Last December, General Motors Co. (NYSE: GM) stock posted its 52-week high price of $41.85. On Friday, the stock fell below its IPO price of $33 for the first time in 10 months. The big question is how far the stock price could fall. Could it fall below $20, a level not seen since the summer of 2012?
The company’s never-ending recall story has to have an impact on sales. Thursday, Standard & Poor’s said it is likely that GM’s credit rating won’t be reviewed for possible upgrade to investment grade until 2015. And not because the recalls are so damaging to the company’s bottom line, but because of the damage the recalls are doing to the company’s “standing in the U.S. auto market.”
The only thing that’s saving GM’s sales now is the fact that every other automaker is also recalling cars at what must be a record pace. Ford Motor Co. (NYSE: F) recalled more than 400,000 cars and SUVs earlier this month, and Toyota Motor Corp. (NYSE: TM) called in more than 6 million after paying $1.2 billion to the U.S. Treasury to settle claims in another recall case. BMW recalled half a million cars Thursday after China forced its hand, and Volkswagen has stopped sales of some new models due to a potential fire hazard. Honda Motor Co. Ltd. (NYSE: HMC) has recalled some 900,000 minivans.
It did not help GM’s case Friday that new CEO Mary Barra, who has been trying to soothe Congress, customers, and shareholders, was revealed to have received an email about a power steering issue with the Saturn Ion in 2011. GM did not recall 1.5 million cars with this steering issue until late last month.
This does not burnish Barra’s image as a new broom sweeping out the Augean stable of GM. It doesn’t matter that nothing in the released email contradicts anything she’s been saying about the even more massive ignition switch issue. This is about image, and Barra has just been shown to have looked the other way before.
In an environment where everybody’s doing it, GM’s recalls will continue to batter the company, and its standing in the market will take some bruises but no knockout blow. Unless sales fall completely apart, GM will generate enough cash to pay its bills and its fines, and maybe even supply rental cars to the 2.5 million owners of the cars with the faulty ignition switches. The company has already said that it will take a charge of $1.3 billion in the first quarter. Its adjusted (GM calls them “core”) earnings will be positive.
For GM shareholders, it’s all about valuation. How far and how fast will GM’s share price fall? For those not interested in trying to time the market, it’s probably time to bail out.
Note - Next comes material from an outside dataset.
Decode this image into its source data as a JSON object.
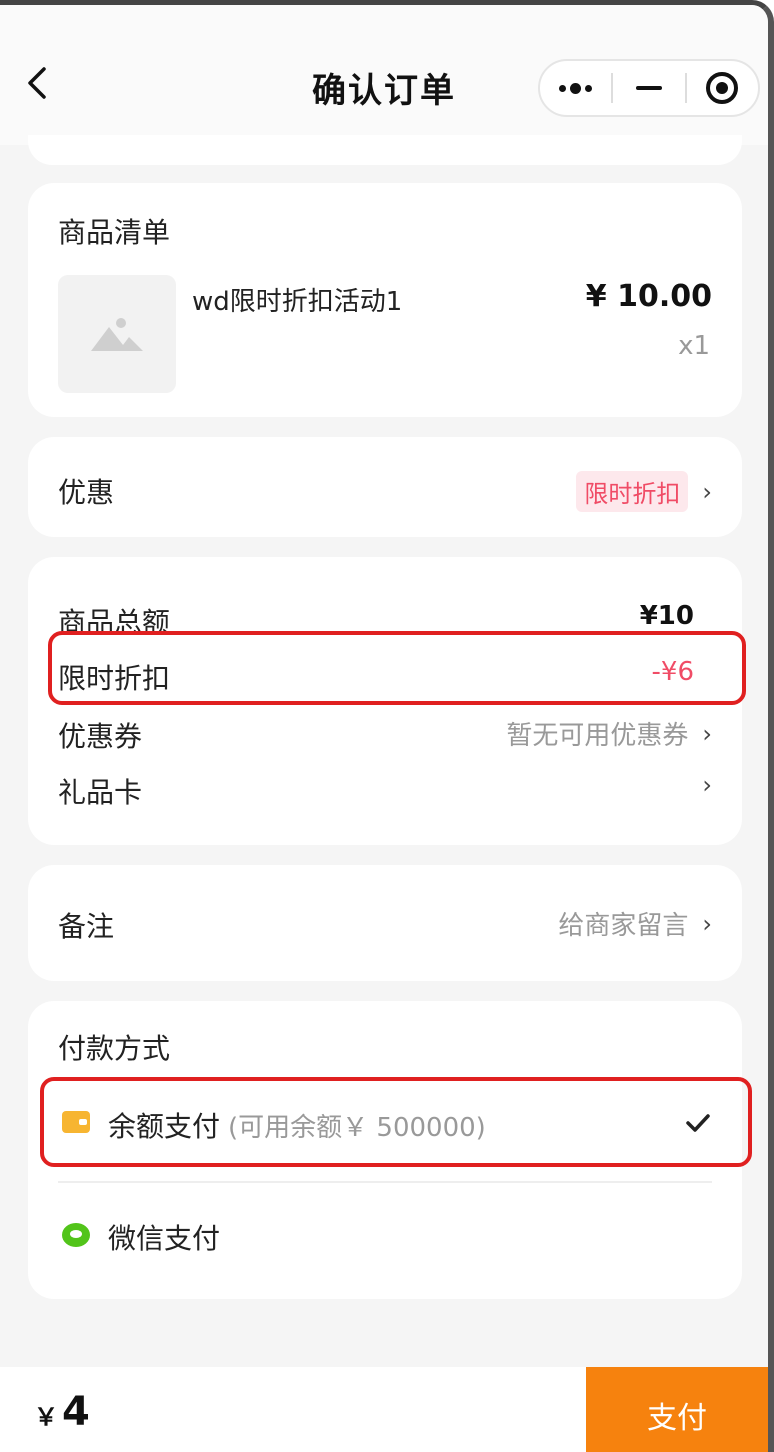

For others, the low price on GM stock is a buying opportunity, and likely to become a better one over the next few weeks.
The stock closed at $31.93 on Friday, down $1.37 or 4.1% in a 52-week range of $28.75 to $41.85. Yes, you’re right if you think that the decline from the 52-week high is more than 20%. It’s 23.7%.